Effects of a non-native cyanobacterium on bay scallops (Argopecten irradians) in a new england seagrass ecosystem.

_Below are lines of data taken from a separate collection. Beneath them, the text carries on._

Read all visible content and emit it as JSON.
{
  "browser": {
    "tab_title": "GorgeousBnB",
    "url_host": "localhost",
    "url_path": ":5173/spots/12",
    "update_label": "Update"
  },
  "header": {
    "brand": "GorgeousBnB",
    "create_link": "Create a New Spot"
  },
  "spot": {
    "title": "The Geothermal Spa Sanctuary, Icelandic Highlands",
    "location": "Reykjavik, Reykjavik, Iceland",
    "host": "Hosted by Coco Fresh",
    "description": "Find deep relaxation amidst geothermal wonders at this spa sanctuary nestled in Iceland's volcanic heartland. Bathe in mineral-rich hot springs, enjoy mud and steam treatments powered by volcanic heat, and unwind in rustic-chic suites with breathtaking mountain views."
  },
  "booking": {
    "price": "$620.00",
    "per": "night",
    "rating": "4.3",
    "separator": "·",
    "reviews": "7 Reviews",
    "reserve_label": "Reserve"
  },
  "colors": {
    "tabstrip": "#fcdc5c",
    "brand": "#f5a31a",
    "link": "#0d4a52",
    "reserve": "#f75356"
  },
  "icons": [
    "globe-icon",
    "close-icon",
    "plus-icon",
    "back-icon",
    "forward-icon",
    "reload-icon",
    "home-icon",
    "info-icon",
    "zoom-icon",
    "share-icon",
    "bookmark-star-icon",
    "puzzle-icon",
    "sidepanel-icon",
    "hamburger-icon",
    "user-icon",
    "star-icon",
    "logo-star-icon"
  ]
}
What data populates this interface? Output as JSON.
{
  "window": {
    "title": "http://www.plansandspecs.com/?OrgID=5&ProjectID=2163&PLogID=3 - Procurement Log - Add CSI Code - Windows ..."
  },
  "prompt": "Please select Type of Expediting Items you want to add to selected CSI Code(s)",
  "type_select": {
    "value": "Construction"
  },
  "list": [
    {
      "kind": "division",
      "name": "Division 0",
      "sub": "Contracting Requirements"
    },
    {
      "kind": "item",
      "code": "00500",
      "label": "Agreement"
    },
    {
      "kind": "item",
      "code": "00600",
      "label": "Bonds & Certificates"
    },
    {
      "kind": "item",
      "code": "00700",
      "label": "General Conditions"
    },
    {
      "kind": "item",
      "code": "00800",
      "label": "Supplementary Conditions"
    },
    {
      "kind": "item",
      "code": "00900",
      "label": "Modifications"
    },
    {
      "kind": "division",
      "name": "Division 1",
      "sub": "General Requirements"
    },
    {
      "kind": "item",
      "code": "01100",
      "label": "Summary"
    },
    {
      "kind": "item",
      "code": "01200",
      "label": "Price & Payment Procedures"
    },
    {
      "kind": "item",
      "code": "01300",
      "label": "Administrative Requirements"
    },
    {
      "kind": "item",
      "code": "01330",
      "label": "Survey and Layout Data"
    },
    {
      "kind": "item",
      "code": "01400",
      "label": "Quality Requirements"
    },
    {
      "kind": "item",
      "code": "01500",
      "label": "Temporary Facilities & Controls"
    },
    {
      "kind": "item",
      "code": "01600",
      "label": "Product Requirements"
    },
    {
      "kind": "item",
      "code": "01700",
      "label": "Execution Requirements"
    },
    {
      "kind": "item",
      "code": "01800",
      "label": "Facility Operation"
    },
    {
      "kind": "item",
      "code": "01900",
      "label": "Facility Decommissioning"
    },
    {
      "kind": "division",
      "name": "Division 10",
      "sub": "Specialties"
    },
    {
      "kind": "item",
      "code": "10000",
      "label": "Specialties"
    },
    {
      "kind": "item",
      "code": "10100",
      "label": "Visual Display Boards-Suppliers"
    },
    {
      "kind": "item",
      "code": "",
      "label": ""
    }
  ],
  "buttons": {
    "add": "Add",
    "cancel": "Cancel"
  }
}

Bay scallops (Argopecten irradians) are an economically valuable species whose populations have declined in recent decades due in part to harmful algal and cyanobacterial blooms. Nantucket, Massachusetts hosts one of the last remaining bay scallop fisheries in the U.S., but recently documented the occurrence of a non-native cyanobacterium (Hydrocoleum sp.). Hydrocoleum can form dense mats in seagrass beds, the primary habitat of scallops, but is also diazotrophic, potentially augmenting bioavailable nitrogen to primary producers and fueling secondary production. We conducted surveys to explore the relationships between Hydrocoleum and scallop condition, reproductive potential, and density in eelgrass beds in Nantucket Harbor as well as effects of other habitat characteristics (e.g., eelgrass cover) on these same scallop traits. We found low Hydrocoleum cover during our sampling, but found fewer large scallops in plots with Hydrocoleum, suggesting that this size class may be especially vulnerable to negative effects of Hydrocoleum. Contrary to expectation, we found a positive correlation between Hydrocoleum cover and scallop condition. These patterns suggest that Hydrocoleum may enhance scallop condition, but also affect habitat use, highlighting the need for manipulative experiments to clarify mechanisms driving these relationships. Understanding how non-native species such as Hydrocoleum impact fishery species will help advance conservation and resource management efforts.